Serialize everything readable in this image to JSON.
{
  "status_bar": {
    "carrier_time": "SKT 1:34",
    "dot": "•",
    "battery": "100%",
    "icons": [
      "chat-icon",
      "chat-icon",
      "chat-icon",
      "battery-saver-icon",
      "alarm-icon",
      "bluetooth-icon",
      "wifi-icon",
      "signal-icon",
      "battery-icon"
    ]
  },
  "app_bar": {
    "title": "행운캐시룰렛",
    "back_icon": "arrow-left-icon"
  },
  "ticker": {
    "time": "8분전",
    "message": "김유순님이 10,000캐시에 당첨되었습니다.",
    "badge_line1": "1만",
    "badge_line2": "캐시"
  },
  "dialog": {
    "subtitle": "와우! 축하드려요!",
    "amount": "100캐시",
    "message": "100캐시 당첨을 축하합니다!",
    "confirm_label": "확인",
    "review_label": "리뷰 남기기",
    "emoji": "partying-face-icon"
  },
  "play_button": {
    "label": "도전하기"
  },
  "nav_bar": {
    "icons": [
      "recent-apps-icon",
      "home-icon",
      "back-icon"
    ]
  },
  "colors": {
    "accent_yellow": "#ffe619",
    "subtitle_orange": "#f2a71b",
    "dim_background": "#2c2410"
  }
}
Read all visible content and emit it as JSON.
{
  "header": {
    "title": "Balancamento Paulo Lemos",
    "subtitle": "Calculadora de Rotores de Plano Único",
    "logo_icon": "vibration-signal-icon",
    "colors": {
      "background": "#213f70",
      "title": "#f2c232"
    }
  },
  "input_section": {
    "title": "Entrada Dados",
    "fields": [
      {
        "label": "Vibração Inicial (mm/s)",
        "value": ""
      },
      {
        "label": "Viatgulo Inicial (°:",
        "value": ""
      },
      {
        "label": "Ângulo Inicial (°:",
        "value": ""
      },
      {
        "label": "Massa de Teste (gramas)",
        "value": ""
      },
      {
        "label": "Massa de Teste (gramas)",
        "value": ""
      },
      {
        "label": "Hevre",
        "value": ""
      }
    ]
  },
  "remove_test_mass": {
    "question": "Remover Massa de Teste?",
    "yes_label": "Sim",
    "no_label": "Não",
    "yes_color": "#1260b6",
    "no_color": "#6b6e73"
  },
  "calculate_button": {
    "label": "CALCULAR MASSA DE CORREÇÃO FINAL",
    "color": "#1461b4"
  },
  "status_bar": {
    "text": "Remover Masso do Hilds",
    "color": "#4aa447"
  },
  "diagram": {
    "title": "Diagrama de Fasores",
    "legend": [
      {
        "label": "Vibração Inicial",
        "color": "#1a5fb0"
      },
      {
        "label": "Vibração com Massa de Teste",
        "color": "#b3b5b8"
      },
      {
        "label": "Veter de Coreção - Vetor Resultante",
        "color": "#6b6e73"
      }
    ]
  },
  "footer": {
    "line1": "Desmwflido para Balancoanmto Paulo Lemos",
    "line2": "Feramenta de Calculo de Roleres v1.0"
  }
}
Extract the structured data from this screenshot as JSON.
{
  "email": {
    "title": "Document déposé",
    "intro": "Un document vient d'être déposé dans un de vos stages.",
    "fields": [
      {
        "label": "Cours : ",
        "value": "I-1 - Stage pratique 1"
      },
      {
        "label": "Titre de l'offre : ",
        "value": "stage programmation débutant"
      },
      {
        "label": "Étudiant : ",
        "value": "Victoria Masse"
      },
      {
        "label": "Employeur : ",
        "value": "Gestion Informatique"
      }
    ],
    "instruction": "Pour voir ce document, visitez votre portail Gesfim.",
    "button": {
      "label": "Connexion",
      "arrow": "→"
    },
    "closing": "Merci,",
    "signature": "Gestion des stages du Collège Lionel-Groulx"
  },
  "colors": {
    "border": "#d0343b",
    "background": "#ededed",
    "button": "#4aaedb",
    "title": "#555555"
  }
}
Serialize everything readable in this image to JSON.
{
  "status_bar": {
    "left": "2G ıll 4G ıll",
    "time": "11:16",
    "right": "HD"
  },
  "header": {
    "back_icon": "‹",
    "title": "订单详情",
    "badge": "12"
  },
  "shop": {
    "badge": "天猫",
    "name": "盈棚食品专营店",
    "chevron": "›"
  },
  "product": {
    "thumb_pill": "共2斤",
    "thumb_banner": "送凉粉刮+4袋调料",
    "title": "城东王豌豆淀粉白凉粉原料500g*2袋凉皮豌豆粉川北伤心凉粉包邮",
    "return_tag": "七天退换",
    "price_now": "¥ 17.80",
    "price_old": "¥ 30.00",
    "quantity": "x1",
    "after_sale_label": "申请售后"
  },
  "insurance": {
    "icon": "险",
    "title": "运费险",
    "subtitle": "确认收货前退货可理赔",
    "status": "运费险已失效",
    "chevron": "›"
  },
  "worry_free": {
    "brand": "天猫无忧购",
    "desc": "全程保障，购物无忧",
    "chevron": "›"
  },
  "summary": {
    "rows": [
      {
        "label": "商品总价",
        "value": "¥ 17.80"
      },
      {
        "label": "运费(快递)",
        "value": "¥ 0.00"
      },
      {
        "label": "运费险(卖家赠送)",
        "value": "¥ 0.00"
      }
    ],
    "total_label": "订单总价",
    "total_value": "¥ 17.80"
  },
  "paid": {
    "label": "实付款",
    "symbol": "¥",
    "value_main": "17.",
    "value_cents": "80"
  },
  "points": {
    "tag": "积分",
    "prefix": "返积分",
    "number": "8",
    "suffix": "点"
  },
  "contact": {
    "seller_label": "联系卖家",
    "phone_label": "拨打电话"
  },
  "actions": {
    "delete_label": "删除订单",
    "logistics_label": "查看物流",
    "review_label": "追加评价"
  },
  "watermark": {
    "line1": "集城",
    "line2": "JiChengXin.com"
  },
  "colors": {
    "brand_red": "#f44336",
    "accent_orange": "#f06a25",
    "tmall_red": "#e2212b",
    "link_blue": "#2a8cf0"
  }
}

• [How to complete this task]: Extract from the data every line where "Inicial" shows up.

• [Task output]:
        "label": "Vibração Inicial (mm/s)",
        "label": "Viatgulo Inicial (°:",
        "label": "Ângulo Inicial (°:",
        "label": "Vibração Inicial",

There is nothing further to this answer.